A documentary about the inhabitants of a Turkish retirement home, telling anecdotes about their lives.

Distant Constellation is Shevaun Mizrahi first feature-length documentary, which she also edited, after previously working as a part of the camera and electrical department on multiple short films.

The Guardians
Directed by: Xavier Beauvois
Written by: Xavier Beauvois, Marie-Julie Maille and Frédérique Moreau

When war breaks out in France in 1915, the women are left behind to work on a family farm so that their loved ones will have something to come back to.

As well as writing The Guardians Marie-Julie Maille also edited it. She’s edited over a dozen short and feature-length films.

22 August

Load Wedding
Directed by: Nabeel Qureshi
Written By: Fizza Ali Meerza and Nabeel Qureshi

Load Wedding is a romantic social comedy starring Fahad Mustafa and Mehwish Hayat.

Fizza Ali Meerza also produced Load Wedding and it is her third produced screenplay.

The Spy Who Dumped Me
Directed by: Susanna Fogel
Written by: Susanna Fogel and David Iserson

Audrey (Mila Kunis) and her best friend Morgan (Kate McKinnon) get caught up in an international conspiracy when they discover that Audrey’s ex-boyfriend (Justin Theroux) is actually a spy.

Susanna Fogel is a writer, director and producer.
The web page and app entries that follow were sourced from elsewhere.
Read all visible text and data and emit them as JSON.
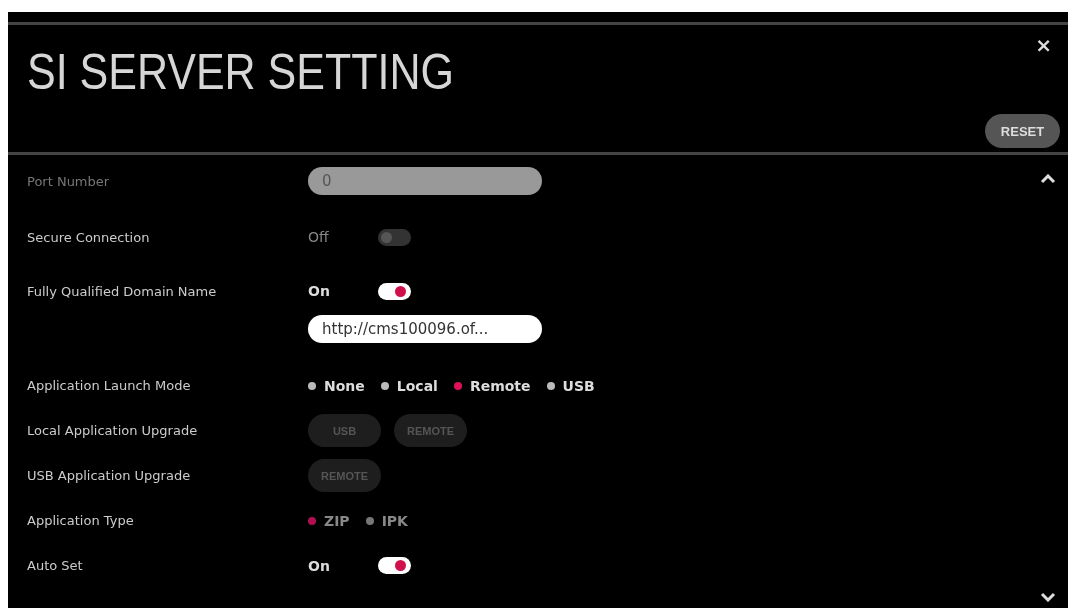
{
  "window": {
    "title": "SI SERVER SETTING",
    "close": "×"
  },
  "reset_button": {
    "label": "RESET"
  },
  "settings": [
    {
      "kind": "field",
      "label": "Port Number",
      "value": "0",
      "disabled": true
    },
    {
      "kind": "toggle",
      "label": "Secure Connection",
      "state_text": "Off",
      "on": false,
      "disabled": true
    },
    {
      "kind": "toggle",
      "label": "Fully Qualified Domain Name",
      "state_text": "On",
      "on": true,
      "url": "http://cms100096.of..."
    },
    {
      "kind": "radio",
      "label": "Application Launch Mode",
      "disabled": false,
      "options": [
        {
          "label": "None",
          "selected": false
        },
        {
          "label": "Local",
          "selected": false
        },
        {
          "label": "Remote",
          "selected": true
        },
        {
          "label": "USB",
          "selected": false
        }
      ]
    },
    {
      "kind": "buttons",
      "label": "Local Application Upgrade",
      "disabled": true,
      "buttons": [
        "USB",
        "REMOTE"
      ]
    },
    {
      "kind": "buttons",
      "label": "USB Application Upgrade",
      "disabled": true,
      "buttons": [
        "REMOTE"
      ]
    },
    {
      "kind": "radio",
      "label": "Application Type",
      "disabled": true,
      "options": [
        {
          "label": "ZIP",
          "selected": true
        },
        {
          "label": "IPK",
          "selected": false
        }
      ]
    },
    {
      "kind": "toggle",
      "label": "Auto Set",
      "state_text": "On",
      "on": true
    }
  ]
}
The Spy Who Dumped Me is her second film.

24 August

One Note At A Time
Directed by: Renne Edwards

Documentary about the aftermath of Hurricane Katrina and how musicians use music to try and piece themselves together.

One Note at a Time is Renee Edwards’ first feature-length documentary. She’s edited over twenty different films and TV shows including episodes of Dispatches and Panorama.


That’s 10 very different films released in the UK this month, both in cinemas and on Netflix, that are made by women. If you get the chance to see any of them, we’d love to hear what you think of them.